I used to play in a woodwind quintet, the wind equivalent of a string quartet. It was a pretty decent group made up of successful freelancers from around town in Washington, DC.

During one rehearsal, we had trouble playing some passages together. The oboist complained we needed to practice with a metronome. I countered with the idea that we needed to feel the rhythm together, regardless of the metronome. We were both right. Metronomes help, but "live" rhythm is rarely ever metronomic. Like tuning, "scientific" correctness is not necessarily what sounds best. She never conceded my point.

I know a lot of musicians like her. Their goal is to play more or less like a machine: perfectly in tune with a tuner and in rhythm with the metronome. But music played like that puts me to sleep. Why have humans play at all when a computer program would be more efficient?

Great musicians can play a phrase of music with incredible rhythmic accuracy, and yet never quite match up with a metronome. Great chamber groups and even whole orchestras can do the same. It's obviously a lot harder for the latter, but with years of experience and trust among players, a larger group can be free and stay together rhythmically.

One form of freedom is called "rubato", which means "to steal or borrow" time from one part of the phrase to add to another. The total sum of time is the same as the metronomic phrase, but with much greater freedom. That kind of phrasing says keeps the listener interested with its unpredictable freedom. The player can then emphasize the natural tension and relaxation and explore the infinite possibilities with each repeated phrase or section of music.

Played by a great artist, a fairly conservative phrase of music, which may sound completely rhythmic to the listener, will still have subtle freedom. The allure of a great performance is how it floats and flirts with with stodgy rhythm without committing to any predictability.

In the case of chamber music, each player still has the freedom of a soloist, but has to interact conversationally with the other players.

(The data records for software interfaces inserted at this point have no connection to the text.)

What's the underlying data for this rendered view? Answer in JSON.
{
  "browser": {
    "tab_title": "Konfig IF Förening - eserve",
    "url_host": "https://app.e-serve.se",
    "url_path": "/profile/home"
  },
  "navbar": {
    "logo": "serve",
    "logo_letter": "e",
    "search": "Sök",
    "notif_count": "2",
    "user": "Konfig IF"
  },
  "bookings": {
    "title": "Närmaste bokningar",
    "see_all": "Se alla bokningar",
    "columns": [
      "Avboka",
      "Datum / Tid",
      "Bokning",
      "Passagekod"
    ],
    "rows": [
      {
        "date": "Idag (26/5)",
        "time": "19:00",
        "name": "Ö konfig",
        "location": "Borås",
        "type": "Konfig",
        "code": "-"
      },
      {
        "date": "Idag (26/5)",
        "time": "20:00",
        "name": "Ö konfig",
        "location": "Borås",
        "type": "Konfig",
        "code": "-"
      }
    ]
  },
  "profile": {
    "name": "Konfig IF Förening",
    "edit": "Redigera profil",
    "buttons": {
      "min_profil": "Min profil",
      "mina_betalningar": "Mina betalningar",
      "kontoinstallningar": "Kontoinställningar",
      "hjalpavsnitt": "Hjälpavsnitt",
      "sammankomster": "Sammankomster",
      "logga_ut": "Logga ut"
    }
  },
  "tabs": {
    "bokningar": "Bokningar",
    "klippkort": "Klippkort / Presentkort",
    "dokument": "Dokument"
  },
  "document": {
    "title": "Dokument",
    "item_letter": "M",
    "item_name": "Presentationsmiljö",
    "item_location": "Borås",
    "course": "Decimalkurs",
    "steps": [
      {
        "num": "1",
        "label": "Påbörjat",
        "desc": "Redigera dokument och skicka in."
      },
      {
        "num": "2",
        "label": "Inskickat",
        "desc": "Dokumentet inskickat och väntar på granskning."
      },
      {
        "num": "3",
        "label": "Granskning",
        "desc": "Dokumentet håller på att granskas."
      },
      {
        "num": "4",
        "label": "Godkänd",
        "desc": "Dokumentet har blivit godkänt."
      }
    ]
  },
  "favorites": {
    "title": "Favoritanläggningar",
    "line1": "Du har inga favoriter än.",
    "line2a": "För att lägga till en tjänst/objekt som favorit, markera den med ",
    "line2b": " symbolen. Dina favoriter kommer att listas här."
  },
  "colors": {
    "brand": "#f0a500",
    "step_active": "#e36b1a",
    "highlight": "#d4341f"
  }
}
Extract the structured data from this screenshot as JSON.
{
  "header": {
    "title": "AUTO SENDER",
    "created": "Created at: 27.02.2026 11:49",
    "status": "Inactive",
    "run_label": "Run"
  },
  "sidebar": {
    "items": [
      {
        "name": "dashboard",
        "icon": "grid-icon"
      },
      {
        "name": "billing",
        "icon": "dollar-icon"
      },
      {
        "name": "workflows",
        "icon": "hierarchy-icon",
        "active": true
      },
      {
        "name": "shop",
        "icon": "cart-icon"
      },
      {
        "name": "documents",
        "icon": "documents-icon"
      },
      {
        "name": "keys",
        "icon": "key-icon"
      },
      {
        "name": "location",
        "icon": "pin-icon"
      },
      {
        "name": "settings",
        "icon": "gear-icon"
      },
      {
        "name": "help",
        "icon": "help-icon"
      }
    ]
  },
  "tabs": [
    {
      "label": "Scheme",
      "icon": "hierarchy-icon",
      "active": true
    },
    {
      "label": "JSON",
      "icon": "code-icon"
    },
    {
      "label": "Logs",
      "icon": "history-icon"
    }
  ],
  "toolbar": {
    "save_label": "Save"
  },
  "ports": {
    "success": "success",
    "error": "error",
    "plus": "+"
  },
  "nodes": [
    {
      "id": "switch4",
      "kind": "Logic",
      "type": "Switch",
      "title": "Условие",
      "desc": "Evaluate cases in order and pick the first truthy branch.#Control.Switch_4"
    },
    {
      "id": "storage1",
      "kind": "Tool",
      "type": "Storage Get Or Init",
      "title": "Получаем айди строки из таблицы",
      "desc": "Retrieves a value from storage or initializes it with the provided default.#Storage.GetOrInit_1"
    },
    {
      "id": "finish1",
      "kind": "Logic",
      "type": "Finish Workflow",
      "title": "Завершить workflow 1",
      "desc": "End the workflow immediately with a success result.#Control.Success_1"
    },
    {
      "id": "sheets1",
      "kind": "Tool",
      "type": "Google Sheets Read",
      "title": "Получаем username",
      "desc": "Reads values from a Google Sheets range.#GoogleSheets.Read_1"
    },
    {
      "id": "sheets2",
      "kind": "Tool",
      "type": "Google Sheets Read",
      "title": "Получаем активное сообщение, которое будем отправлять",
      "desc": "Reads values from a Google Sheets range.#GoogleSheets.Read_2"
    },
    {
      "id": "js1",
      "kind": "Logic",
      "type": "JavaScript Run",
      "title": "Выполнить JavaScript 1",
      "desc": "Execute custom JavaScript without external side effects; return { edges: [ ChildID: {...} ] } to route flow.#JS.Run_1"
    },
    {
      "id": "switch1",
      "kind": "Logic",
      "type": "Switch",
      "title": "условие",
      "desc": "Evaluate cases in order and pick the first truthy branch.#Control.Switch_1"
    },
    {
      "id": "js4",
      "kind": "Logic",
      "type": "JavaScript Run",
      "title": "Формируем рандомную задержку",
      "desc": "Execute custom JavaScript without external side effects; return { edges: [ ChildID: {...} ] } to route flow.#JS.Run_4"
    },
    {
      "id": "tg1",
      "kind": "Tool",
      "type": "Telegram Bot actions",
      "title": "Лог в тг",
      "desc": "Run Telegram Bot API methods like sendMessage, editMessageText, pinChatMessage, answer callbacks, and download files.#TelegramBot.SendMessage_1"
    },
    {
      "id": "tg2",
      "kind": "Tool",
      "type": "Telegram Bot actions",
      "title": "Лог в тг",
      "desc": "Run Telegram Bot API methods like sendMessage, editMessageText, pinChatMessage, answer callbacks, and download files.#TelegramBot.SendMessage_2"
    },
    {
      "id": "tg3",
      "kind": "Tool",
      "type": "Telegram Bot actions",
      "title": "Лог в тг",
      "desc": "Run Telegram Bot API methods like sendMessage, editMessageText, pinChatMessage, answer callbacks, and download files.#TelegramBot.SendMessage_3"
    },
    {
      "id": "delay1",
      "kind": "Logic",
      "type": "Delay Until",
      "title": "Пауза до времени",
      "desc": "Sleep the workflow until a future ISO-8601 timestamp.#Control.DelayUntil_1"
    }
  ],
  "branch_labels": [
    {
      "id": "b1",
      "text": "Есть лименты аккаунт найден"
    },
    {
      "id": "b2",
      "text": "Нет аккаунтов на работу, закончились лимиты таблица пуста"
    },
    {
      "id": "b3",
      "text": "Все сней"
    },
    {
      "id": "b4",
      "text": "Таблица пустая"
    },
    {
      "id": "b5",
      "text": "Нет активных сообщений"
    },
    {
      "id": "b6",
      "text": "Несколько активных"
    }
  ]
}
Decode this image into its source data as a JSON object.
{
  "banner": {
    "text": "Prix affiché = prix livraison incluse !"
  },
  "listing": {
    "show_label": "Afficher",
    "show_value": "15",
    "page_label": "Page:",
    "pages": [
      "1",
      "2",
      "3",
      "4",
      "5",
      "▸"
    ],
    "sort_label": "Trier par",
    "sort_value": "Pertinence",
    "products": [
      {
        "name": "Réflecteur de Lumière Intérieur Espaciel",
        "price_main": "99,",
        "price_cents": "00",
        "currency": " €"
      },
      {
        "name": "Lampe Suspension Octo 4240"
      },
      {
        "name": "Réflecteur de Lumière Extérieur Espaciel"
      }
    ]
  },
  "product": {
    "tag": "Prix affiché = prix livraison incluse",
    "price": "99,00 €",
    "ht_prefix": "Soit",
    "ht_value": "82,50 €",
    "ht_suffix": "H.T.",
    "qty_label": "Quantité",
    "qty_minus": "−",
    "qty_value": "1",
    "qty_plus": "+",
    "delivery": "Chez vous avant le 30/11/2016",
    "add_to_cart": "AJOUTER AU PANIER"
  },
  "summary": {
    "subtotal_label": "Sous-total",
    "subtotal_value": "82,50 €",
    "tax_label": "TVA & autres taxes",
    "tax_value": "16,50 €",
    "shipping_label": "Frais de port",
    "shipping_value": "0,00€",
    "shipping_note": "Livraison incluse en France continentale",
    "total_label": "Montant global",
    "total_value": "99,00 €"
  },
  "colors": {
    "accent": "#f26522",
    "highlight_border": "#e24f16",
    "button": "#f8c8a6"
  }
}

A good orchestra will have a rigorous system of trust and hierarchy, starting with the conductors interpretation and freedom, trickling down through the various leaders of each section and on down to the lower ranks. Unfortunately, this means the lower ranks do have have much freedom at all, and have to be content following their leaders. But even in this case, each player has the responsibility to commit wholeheartedly to recreating the freedom and direction of phrasing set up by the conductor.

Knowing what rhythmic freedom to take and where to take it is the sign of a master musician. It can only be taught to a degree. The rest is experience, talent and intuition.